The European Medicines Agency (EMA), in a joint statement with the European Centre for Disease Control (ECDC), urged people to complete their vaccination regime before the virus catches up with them.

“Full vaccination is key to protecting against serious COVID-19.

“Full vaccination with any of the EU/EEA-approved vaccines offers a high level of protection against severe disease and death caused by SARS-CoV-2, including variants, such as Delta,” said their statement.

It noted the highest level of protection takes up to two weeks after the second dose to be achieved.

The two bodies said that getting vaccinated is about more than protecting oneself.

“It is also important for protecting those at highest risk of severe disease and hospitalisation, reducing the spread of the virus, and preventing the emergence of new variants of concern”.

Mike Catchpole, ECDC’s Chief Scientist, said: “While the available vaccines are highly effective in protecting people against severe COVID-19 until higher proportions of the population are immunised, the risk is not beyond us.

“We are now witnessing an increasing number of COVID-19 cases across the EU/EEA, and vaccines remain the best available option to avoid an increase in severe disease and death”.

In light of recent breakthrough infections amongst vaccinated people, the EMA noted they should not be interpreted as a sign that vaccines do not work.

“Although the effectiveness of all COVID-19 vaccines authorised in the EU/EEA is very high, no vaccine is 100% effective.

“This means that a limited number of SARS-CoV-2 infections among persons that have completed the recommended vaccination schedule (‘breakthrough infections’) are expected.

“However, when infections do occur, vaccines can prevent severe disease to a large extent, and greatly reduce the number of people in hospital due to COVID-19”.

Vaccines work

Fergus Sweeney, EMA’s Head of Clinical Studies and Manufacturing, said: “These COVID-19 vaccines are very effective.

“However, as long as the virus continues to circulate, we will continue to see breakthrough infections in vaccinated people”.

“This does not mean that the vaccines are not working.

“Vaccinated people are far better protected against severe COVID-19 than unvaccinated people, and we should all endeavour to be fully vaccinated at the earliest opportunity”.

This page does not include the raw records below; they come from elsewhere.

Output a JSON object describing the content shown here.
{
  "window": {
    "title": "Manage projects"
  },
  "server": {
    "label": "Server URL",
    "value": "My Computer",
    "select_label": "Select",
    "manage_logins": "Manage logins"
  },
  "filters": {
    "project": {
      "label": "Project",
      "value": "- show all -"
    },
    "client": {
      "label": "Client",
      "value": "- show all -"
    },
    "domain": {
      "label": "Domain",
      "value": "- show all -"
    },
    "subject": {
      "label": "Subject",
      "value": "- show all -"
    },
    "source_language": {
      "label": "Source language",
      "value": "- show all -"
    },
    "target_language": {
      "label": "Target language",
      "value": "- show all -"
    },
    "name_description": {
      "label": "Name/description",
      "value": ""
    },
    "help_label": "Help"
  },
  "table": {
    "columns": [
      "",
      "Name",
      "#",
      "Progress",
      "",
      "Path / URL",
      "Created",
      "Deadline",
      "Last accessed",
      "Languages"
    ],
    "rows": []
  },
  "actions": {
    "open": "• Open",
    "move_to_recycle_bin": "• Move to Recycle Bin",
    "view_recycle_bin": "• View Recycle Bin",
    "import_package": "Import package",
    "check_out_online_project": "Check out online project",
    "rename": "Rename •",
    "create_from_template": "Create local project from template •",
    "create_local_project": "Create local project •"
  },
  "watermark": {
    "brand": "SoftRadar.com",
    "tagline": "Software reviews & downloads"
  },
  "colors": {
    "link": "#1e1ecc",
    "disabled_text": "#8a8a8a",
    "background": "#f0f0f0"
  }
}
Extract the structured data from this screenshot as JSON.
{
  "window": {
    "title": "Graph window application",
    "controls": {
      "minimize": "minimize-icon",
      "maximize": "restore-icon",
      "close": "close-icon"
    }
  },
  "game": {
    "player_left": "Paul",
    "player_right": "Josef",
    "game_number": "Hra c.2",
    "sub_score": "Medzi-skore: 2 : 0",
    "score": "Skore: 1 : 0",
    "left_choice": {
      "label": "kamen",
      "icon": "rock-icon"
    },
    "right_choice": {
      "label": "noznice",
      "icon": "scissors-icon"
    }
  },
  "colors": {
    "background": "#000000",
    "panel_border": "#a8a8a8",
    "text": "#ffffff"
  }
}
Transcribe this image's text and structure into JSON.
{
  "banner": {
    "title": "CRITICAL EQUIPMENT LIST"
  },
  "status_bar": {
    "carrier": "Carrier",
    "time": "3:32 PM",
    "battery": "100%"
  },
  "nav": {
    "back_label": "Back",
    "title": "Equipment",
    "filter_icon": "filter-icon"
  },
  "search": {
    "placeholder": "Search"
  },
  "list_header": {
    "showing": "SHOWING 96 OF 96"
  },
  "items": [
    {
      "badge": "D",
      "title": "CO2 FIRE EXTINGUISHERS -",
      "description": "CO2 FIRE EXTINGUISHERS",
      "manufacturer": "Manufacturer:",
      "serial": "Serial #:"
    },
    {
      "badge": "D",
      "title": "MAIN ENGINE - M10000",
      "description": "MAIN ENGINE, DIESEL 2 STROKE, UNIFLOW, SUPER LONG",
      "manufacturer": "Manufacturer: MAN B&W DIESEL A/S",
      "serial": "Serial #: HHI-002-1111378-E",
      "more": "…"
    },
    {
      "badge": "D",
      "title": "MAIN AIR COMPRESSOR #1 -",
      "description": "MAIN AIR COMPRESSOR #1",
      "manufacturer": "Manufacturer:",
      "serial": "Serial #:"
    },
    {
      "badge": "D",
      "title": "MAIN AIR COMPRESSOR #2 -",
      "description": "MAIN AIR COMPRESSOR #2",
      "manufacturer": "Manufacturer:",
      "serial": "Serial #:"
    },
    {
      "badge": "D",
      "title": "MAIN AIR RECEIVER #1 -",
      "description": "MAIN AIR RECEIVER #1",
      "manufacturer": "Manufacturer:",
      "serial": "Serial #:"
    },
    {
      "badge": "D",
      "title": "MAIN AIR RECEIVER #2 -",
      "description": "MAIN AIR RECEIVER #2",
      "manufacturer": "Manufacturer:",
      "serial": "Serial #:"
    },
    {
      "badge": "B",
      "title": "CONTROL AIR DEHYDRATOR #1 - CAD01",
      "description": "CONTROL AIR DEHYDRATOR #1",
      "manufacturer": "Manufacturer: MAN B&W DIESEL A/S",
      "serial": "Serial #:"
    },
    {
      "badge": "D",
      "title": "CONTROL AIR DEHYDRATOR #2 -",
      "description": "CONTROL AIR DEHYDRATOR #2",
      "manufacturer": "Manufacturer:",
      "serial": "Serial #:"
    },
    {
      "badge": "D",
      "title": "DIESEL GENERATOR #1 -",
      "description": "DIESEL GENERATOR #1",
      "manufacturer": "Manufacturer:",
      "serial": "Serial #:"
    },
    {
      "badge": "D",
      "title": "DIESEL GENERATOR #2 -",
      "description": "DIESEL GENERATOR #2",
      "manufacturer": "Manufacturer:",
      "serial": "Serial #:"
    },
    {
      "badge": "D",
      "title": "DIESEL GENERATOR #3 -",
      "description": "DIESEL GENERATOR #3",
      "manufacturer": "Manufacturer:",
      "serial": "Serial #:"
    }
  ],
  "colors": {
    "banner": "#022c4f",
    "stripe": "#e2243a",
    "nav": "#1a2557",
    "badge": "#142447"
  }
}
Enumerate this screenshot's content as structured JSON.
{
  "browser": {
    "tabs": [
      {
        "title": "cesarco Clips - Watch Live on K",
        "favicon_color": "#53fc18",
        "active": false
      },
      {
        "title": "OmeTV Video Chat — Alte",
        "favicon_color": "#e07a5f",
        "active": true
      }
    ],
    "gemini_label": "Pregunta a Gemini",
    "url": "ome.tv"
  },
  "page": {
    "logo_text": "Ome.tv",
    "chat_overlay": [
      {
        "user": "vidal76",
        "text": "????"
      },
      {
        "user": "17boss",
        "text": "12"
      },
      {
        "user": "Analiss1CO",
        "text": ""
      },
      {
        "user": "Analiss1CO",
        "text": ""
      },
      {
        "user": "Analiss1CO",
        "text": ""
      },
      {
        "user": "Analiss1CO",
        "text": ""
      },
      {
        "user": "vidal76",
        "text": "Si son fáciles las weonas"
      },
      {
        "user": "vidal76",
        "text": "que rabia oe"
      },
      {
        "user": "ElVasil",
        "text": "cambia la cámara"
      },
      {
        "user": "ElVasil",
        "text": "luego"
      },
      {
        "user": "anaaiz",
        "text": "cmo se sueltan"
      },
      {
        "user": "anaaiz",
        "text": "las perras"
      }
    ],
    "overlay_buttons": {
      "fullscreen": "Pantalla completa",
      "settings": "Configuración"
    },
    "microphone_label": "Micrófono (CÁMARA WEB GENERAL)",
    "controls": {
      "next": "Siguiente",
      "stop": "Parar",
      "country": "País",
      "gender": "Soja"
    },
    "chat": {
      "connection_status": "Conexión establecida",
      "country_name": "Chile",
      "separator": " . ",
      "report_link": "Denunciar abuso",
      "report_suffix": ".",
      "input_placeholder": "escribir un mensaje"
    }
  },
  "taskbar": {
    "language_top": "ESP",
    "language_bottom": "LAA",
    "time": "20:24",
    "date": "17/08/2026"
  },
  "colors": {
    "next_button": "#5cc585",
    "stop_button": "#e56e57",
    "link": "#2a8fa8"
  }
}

EMA and ECDC said that everyone should abide by health protocols and personal protection measures

“Until more people are fully vaccinated, and while SARS-CoV-2 is still spreading, everyone should adhere to national regulations and continue to take measures such as wearing masks and respecting social distancing, even those individuals who have received a complete vaccination schedule”.

According to Cyprus Health Ministry, 74.5% of the island’s adult population has received at least one shot of a COVID-19 vaccine, while 66.6% completing their vaccination regime.

Cyprus also expanded its vaccination rollout to children aged 12 to 15 this week, after earlier including 16 and 17-year-olds.

Some 5,366 jab appointments have been booked this week, with 2,551 for children aged 12 to 17.

Cyprus is trying to keep the Delta variant in check, as cases skyrocketed to a record 1,152 last month,

There were 575 new cases reported on Wednesday, raising total infections to 103,889 and 430 deaths.